* Extracted records:
━━━━━━━━━━
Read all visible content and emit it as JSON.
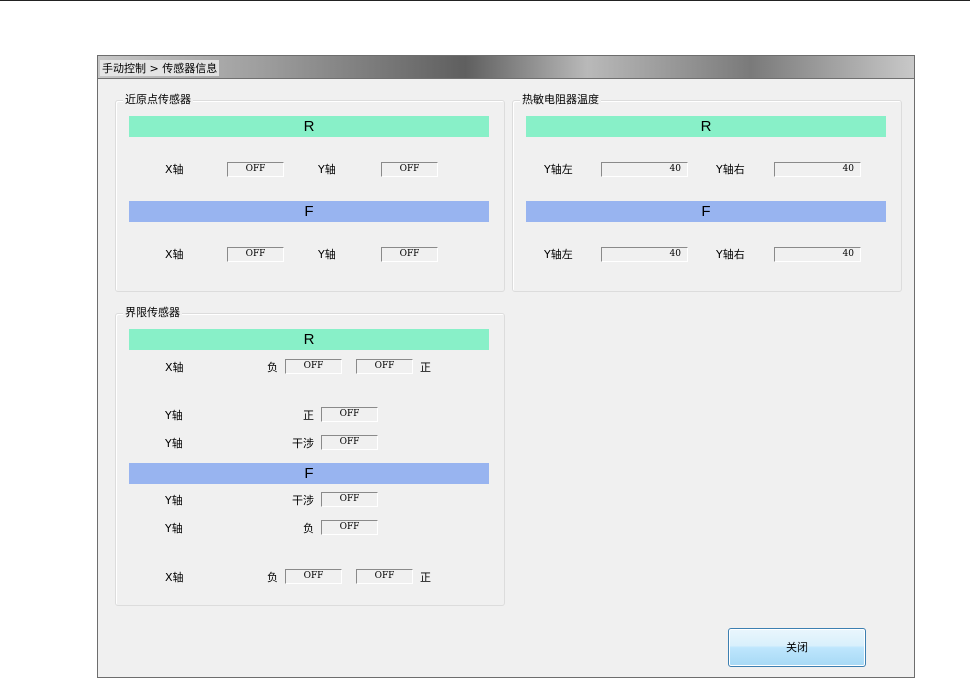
{
  "window": {
    "title": "手动控制 > 传感器信息"
  },
  "near_origin": {
    "title": "近原点传感器",
    "r": {
      "header": "R",
      "x_label": "X轴",
      "x_value": "OFF",
      "y_label": "Y轴",
      "y_value": "OFF"
    },
    "f": {
      "header": "F",
      "x_label": "X轴",
      "x_value": "OFF",
      "y_label": "Y轴",
      "y_value": "OFF"
    }
  },
  "thermistor": {
    "title": "热敏电阻器温度",
    "r": {
      "header": "R",
      "left_label": "Y轴左",
      "left_value": "40",
      "right_label": "Y轴右",
      "right_value": "40"
    },
    "f": {
      "header": "F",
      "left_label": "Y轴左",
      "left_value": "40",
      "right_label": "Y轴右",
      "right_value": "40"
    }
  },
  "limit": {
    "title": "界限传感器",
    "r": {
      "header": "R",
      "x_label": "X轴",
      "x_neg_label": "负",
      "x_neg_value": "OFF",
      "x_pos_value": "OFF",
      "x_pos_label": "正",
      "y1_label": "Y轴",
      "y1_state_label": "正",
      "y1_value": "OFF",
      "y2_label": "Y轴",
      "y2_state_label": "干涉",
      "y2_value": "OFF"
    },
    "f": {
      "header": "F",
      "y1_label": "Y轴",
      "y1_state_label": "干涉",
      "y1_value": "OFF",
      "y2_label": "Y轴",
      "y2_state_label": "负",
      "y2_value": "OFF",
      "x_label": "X轴",
      "x_neg_label": "负",
      "x_neg_value": "OFF",
      "x_pos_value": "OFF",
      "x_pos_label": "正"
    }
  },
  "buttons": {
    "close": "关闭"
  },
  "colors": {
    "r_bar": "#88f0c8",
    "f_bar": "#98b4f0"
  }
}
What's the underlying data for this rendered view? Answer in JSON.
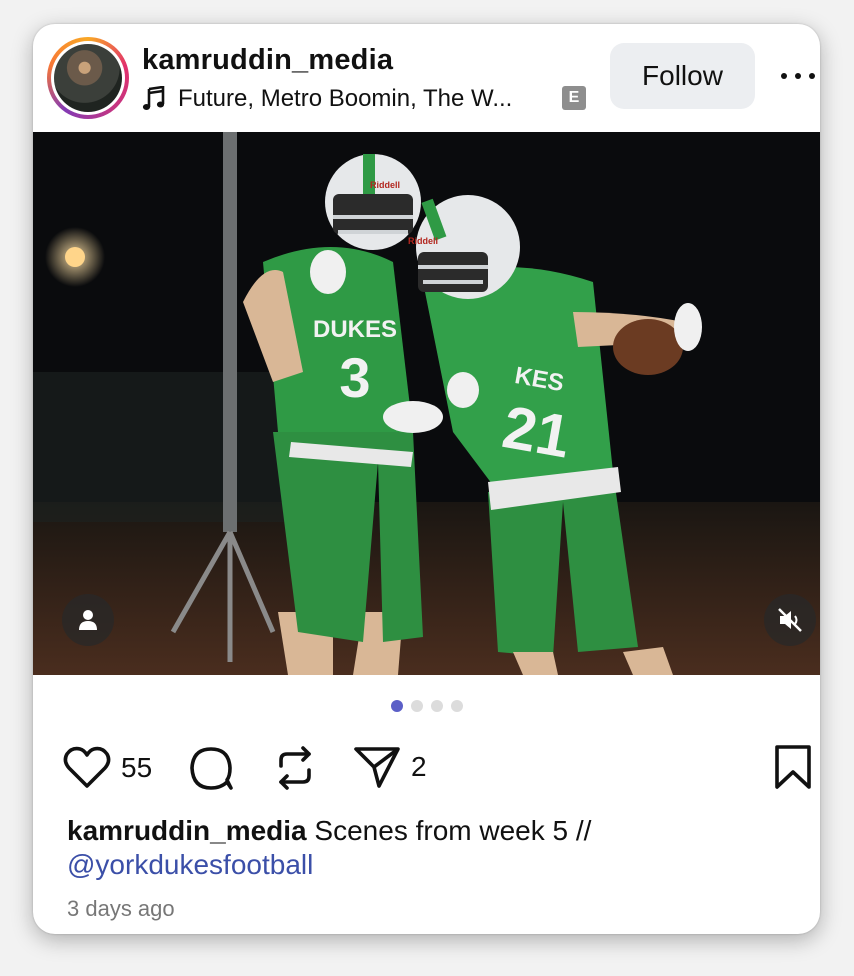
{
  "post": {
    "username": "kamruddin_media",
    "music": "Future, Metro Boomin, The W...",
    "explicit_badge": "E",
    "follow_label": "Follow",
    "likes": "55",
    "shares": "2",
    "caption_user": "kamruddin_media",
    "caption_text": " Scenes from week 5 //",
    "caption_mention": "@yorkdukesfootball",
    "time": "3 days ago",
    "carousel_total": 4,
    "carousel_active": 1
  },
  "photo": {
    "jersey_text_left": "DUKES",
    "jersey_number_left": "3",
    "jersey_text_right": "KES",
    "jersey_number_right": "21",
    "helmet_brand": "Riddell"
  },
  "icons": {
    "music": "music-note-icon",
    "like": "heart-icon",
    "comment": "comment-icon",
    "repost": "repost-icon",
    "share": "send-icon",
    "save": "bookmark-icon",
    "tag": "person-icon",
    "mute": "speaker-muted-icon",
    "more": "more-dots-icon"
  },
  "colors": {
    "accent": "#5b5fc7",
    "mention": "#3b4fa8",
    "uniform_green": "#2f9a45",
    "follow_bg": "#eceef1"
  }
}
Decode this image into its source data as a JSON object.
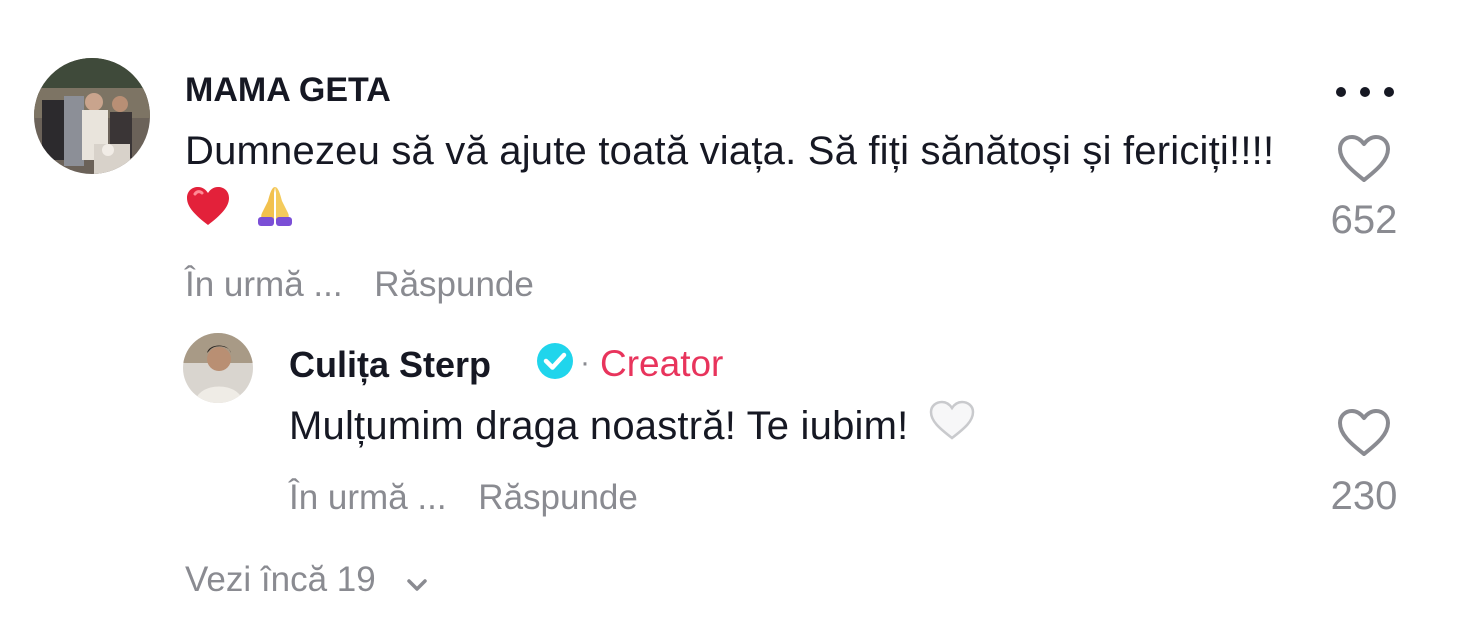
{
  "comment": {
    "username": "MAMA GETA",
    "text": "Dumnezeu să vă ajute toată viața. Să fiți sănătoși și fericiți!!!!",
    "emojis": [
      "red-heart",
      "folded-hands"
    ],
    "time": "În urmă ...",
    "reply_label": "Răspunde",
    "likes": "652",
    "more_icon": "ellipsis-icon",
    "like_icon": "heart-outline-icon"
  },
  "reply": {
    "username": "Culița Sterp",
    "verified_icon": "verified-badge-icon",
    "separator": "·",
    "creator_label": "Creator",
    "text": "Mulțumim draga noastră! Te iubim!",
    "emoji": "white-heart",
    "time": "În urmă ...",
    "reply_label": "Răspunde",
    "likes": "230",
    "like_icon": "heart-outline-icon"
  },
  "view_more": {
    "label": "Vezi încă 19",
    "icon": "chevron-down-icon"
  },
  "colors": {
    "text_primary": "#161823",
    "text_secondary": "#8a8b91",
    "creator_accent": "#e8345c",
    "verified_blue": "#20d5ec"
  }
}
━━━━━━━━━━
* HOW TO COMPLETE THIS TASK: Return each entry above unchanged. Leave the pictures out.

* ANSWER TO THE PROBLEM:
Read all visible content and emit it as JSON.
{
  "window": {
    "title": "手动控制 > 传感器信息"
  },
  "near_origin": {
    "title": "近原点传感器",
    "r": {
      "header": "R",
      "x_label": "X轴",
      "x_value": "OFF",
      "y_label": "Y轴",
      "y_value": "OFF"
    },
    "f": {
      "header": "F",
      "x_label": "X轴",
      "x_value": "OFF",
      "y_label": "Y轴",
      "y_value": "OFF"
    }
  },
  "thermistor": {
    "title": "热敏电阻器温度",
    "r": {
      "header": "R",
      "left_label": "Y轴左",
      "left_value": "40",
      "right_label": "Y轴右",
      "right_value": "40"
    },
    "f": {
      "header": "F",
      "left_label": "Y轴左",
      "left_value": "40",
      "right_label": "Y轴右",
      "right_value": "40"
    }
  },
  "limit": {
    "title": "界限传感器",
    "r": {
      "header": "R",
      "x_label": "X轴",
      "x_neg_label": "负",
      "x_neg_value": "OFF",
      "x_pos_value": "OFF",
      "x_pos_label": "正",
      "y1_label": "Y轴",
      "y1_state_label": "正",
      "y1_value": "OFF",
      "y2_label": "Y轴",
      "y2_state_label": "干涉",
      "y2_value": "OFF"
    },
    "f": {
      "header": "F",
      "y1_label": "Y轴",
      "y1_state_label": "干涉",
      "y1_value": "OFF",
      "y2_label": "Y轴",
      "y2_state_label": "负",
      "y2_value": "OFF",
      "x_label": "X轴",
      "x_neg_label": "负",
      "x_neg_value": "OFF",
      "x_pos_value": "OFF",
      "x_pos_label": "正"
    }
  },
  "buttons": {
    "close": "关闭"
  },
  "colors": {
    "r_bar": "#88f0c8",
    "f_bar": "#98b4f0"
  }
}
What's the underlying data for this rendered view? Answer in JSON.
{
  "post": {
    "username": "kamruddin_media",
    "music": "Future, Metro Boomin, The W...",
    "explicit_badge": "E",
    "follow_label": "Follow",
    "likes": "55",
    "shares": "2",
    "caption_user": "kamruddin_media",
    "caption_text": " Scenes from week 5 //",
    "caption_mention": "@yorkdukesfootball",
    "time": "3 days ago",
    "carousel_total": 4,
    "carousel_active": 1
  },
  "photo": {
    "jersey_text_left": "DUKES",
    "jersey_number_left": "3",
    "jersey_text_right": "KES",
    "jersey_number_right": "21",
    "helmet_brand": "Riddell"
  },
  "icons": {
    "music": "music-note-icon",
    "like": "heart-icon",
    "comment": "comment-icon",
    "repost": "repost-icon",
    "share": "send-icon",
    "save": "bookmark-icon",
    "tag": "person-icon",
    "mute": "speaker-muted-icon",
    "more": "more-dots-icon"
  },
  "colors": {
    "accent": "#5b5fc7",
    "mention": "#3b4fa8",
    "uniform_green": "#2f9a45",
    "follow_bg": "#eceef1"
  }
}
Decode this image into its source data as a JSON object.
{
  "comment": {
    "username": "MAMA GETA",
    "text": "Dumnezeu să vă ajute toată viața. Să fiți sănătoși și fericiți!!!!",
    "emojis": [
      "red-heart",
      "folded-hands"
    ],
    "time": "În urmă ...",
    "reply_label": "Răspunde",
    "likes": "652",
    "more_icon": "ellipsis-icon",
    "like_icon": "heart-outline-icon"
  },
  "reply": {
    "username": "Culița Sterp",
    "verified_icon": "verified-badge-icon",
    "separator": "·",
    "creator_label": "Creator",
    "text": "Mulțumim draga noastră! Te iubim!",
    "emoji": "white-heart",
    "time": "În urmă ...",
    "reply_label": "Răspunde",
    "likes": "230",
    "like_icon": "heart-outline-icon"
  },
  "view_more": {
    "label": "Vezi încă 19",
    "icon": "chevron-down-icon"
  },
  "colors": {
    "text_primary": "#161823",
    "text_secondary": "#8a8b91",
    "creator_accent": "#e8345c",
    "verified_blue": "#20d5ec"
  }
}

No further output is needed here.